A Durham University colleague, Professor Richard Myers, is currently heading up separate but related research into adaptive optics – rapidly shape-changing mirrors which would allow scientists to measure the amazing spatial details potentially provided by E-ELT.
Also working on the project from the UK are the University of Oxford and the UK Astronomy Technology Centre (UK ATC), as well as other leading international institutes and partners in industry.
The UK’s Department for Business, Innovation & Skills has just confirmed an £88 million investment in the project, which will take shape in Chile over the next ten years.
The investment will ensure UK scientists and engineers, supported by the Science and Technology Facilities Council (STFC), will be heavily involved in the construction and operation of the telescope and its instruments, set to be the most advanced of its kind.
UK industry has already won £9 million-worth of contracts, and that figure is predicted to increase as much as ten-fold before 2023, when construction is expected to be completed.
Minister for Universities and Science David Willetts said: “This significant investment reaffirms the Government’s commitment to cutting-edge science. It will ensure the UK plays a leading role in a ground-breaking international project and our world-class research base has access to the latest equipment.”
In addition to significantly enhancing worldwide scientific knowledge, the E-ELT will benefit the UK in other ways.
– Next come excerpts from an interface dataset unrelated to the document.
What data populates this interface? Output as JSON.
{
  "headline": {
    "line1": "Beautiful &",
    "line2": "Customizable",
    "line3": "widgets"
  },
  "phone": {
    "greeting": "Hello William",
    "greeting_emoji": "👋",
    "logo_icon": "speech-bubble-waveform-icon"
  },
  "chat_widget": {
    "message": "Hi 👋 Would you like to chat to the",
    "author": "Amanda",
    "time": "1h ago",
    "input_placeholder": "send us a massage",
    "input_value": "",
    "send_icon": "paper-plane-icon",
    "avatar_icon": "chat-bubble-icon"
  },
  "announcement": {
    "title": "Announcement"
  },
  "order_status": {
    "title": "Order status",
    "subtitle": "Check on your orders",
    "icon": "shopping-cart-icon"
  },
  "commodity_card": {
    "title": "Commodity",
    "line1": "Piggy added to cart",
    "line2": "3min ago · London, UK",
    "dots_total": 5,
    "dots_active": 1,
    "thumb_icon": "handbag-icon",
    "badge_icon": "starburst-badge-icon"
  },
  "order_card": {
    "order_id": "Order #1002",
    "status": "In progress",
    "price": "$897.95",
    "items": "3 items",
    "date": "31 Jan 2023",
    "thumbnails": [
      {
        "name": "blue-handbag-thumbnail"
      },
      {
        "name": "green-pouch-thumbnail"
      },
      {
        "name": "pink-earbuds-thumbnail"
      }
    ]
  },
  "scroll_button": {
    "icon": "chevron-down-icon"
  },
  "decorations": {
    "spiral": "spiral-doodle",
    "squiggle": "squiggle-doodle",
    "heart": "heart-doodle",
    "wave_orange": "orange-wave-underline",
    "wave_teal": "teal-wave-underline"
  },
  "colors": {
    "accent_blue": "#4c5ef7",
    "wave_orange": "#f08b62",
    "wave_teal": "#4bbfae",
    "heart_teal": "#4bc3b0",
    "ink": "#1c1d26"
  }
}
Technology developed for astronomy is already being applied across many sectors, including extending the life of artificial knee joints, diagnosing eye diseases, improving the performance of industrial lasers and laser fusion research.
Professor Colin Cunningham, from STFC's UK Astronomy Technology Centre (UK ATC), is leader of the UK E-ELT Project Office.
He said: “UK teams of scientists and engineers have built strong positions over the last few years to enable them to make major contributions to the instruments, telescope engineering and optical systems.
“This will culminate in UK astronomers having the opportunity to make breakthrough discoveries in exoplanet research and in understanding the origins and evolution of galaxies.”
The UK has already played a major part in the E-ELT project, leading the development of the science case, developing instrument designs, optical technologies and telescope systems, and developing manufacturing processes.
The UK instrument programme will be delivered in close collaborations between Durham University, the University of Oxford, the University of Cambridge, the STFC’s UK Astronomy Technology Centre and RAL Space, together with leading international institutes.
STFC Chief Executive Officer, Professor John Womersley, said: “E-ELT is one of the highest priorities for STFC and the UK astronomy community. It not only has the potential for enormous benefit to UK industry but will be the world’s pre-eminent astronomical observatory for many years to come.”